It so happened that the Ethiopian army wreaked havoc of the Egyptian military. The Egyptians were afraid. The same priest that years before declared Moses a problem, was a fortune teller. He said, "We have one chance against the enemy. Moses will be able to do what we cannot. Make him general of the army and we will succeed." He then said in undertones, "Probably Moses will also be killed in battle and we are to be rid of him."
Moses led a brillant victory. He attacked from the rear coming through a wilderness laden with poisonous snakes that no one dared venture into. It was said that these vipers were so crafty that they actually jumped into the air and flew to inject the venom of death into the victims neck. Moses overcame this with a stroke of brilliance. The military carried woven baskets with a bird called an Ibis in it. The Ibis chased and killed these snakes. As they approached this dangerous wilderness the Ibis were released and purged the area of these snakes. The military won a brilliant victory.
When they returned the king's jealousy knew no bounds. Moses had to go! He was a hero.
The king found occasion to try and kill Moses. Moses fled from his hands and hid in a neighboring country as a lowly shepherd. No one recognized him as the powerful Egyptian heir ro the throne.
With time Moses returned and through a series of miracles the king had no choice but to let the Hebrews go. Insects came and devastated all their crops and many other major disasters occurred. But it took the death of all the first born Egyptian children and livestock to finally change the king's mind. He recanted his decision and followed them with the military he had left. Alas, another disaster happened. As the army was trying to follow the Hebrews across the river, the waters rose and the bulk of soliders and charioteers were drowned.
Now back to my original thoughts of study on a house divided. Let's ask ourselves some questions that can apply to today's life.
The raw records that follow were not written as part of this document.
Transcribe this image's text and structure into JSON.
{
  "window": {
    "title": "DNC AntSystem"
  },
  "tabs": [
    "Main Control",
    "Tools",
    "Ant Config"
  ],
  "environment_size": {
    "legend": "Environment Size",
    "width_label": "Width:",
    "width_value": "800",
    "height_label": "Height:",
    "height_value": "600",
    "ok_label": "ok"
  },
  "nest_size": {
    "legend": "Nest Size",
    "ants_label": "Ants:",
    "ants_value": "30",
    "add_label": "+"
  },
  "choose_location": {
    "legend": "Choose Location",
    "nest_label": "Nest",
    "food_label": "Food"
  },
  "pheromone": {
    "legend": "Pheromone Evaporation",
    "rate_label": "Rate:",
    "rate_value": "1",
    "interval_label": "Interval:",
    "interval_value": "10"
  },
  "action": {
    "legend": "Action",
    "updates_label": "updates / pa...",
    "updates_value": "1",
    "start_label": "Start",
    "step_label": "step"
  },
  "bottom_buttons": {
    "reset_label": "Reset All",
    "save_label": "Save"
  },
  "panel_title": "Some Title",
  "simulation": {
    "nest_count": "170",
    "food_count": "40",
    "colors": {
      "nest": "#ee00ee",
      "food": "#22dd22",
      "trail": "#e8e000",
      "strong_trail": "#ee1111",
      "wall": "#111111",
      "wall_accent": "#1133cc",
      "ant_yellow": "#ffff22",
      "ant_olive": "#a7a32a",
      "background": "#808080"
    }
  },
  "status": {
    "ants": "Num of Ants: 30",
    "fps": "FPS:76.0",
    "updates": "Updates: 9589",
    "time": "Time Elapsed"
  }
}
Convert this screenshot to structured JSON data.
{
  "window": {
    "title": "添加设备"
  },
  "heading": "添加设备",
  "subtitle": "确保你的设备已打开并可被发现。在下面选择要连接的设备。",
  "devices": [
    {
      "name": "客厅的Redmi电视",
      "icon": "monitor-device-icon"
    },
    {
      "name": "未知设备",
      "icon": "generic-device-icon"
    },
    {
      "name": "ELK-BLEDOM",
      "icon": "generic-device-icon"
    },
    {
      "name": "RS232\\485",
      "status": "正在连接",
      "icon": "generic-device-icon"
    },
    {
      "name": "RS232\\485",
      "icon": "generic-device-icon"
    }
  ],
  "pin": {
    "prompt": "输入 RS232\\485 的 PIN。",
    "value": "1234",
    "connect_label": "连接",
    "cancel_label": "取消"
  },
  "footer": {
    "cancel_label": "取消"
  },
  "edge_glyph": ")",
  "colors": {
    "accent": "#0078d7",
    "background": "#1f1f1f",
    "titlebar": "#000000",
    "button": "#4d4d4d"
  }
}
Suppose the king would have recognized the wisdon and power of Moses? He would have let Moses succeed him to the throne. With the combined power of the Egyptians and the Hebrews, they would have been virtually invincible. The history of the ancient world might well have been completely different.
Let's suppose, instead of making slaves of the Hebrews he would have added them to his Royal court of counselors? He could have had a powerful ally. Instead when they left Egypt, a wake of devastation followed.
In our own lives, how often do we have the powerful ally at our side and we refuse to acknowledge it? Who is that person that we are jealous of that could be our biggest asset and yet we make it our goal to eradicate them from our sight? What blessings are we missing out from by being determined to have it our own way?
Is jealousy ruling our life? Is it making a bitter enemy of a possible friend? There is nothing that demoralizes a person quicker than a load of suspicion, jealousy, doubt, bitterness, and hatred. Did you know it takes 43 muscles to frown but only 17 to smile?
Lets take this challenge upon us. What can we do to make a difference?
There was a school principal who had a son. He had a major relationship issue with his son. A lower grade teacher had her pupils compliment a person and ask them to pass it on to someone else. A student braved the stern principal's reputation and praised him. He passed this on to his son. The son broke down and cried. He shared that he thought his Dad did not like him. He had just procured a handgun with plans to take his life the next day. It was only by the innocence of a lower grader showing unbiased love to his stern principal that this casualty was avoided.
Can my family life improve by me taking the first step? What about the nation or the world? Think about it.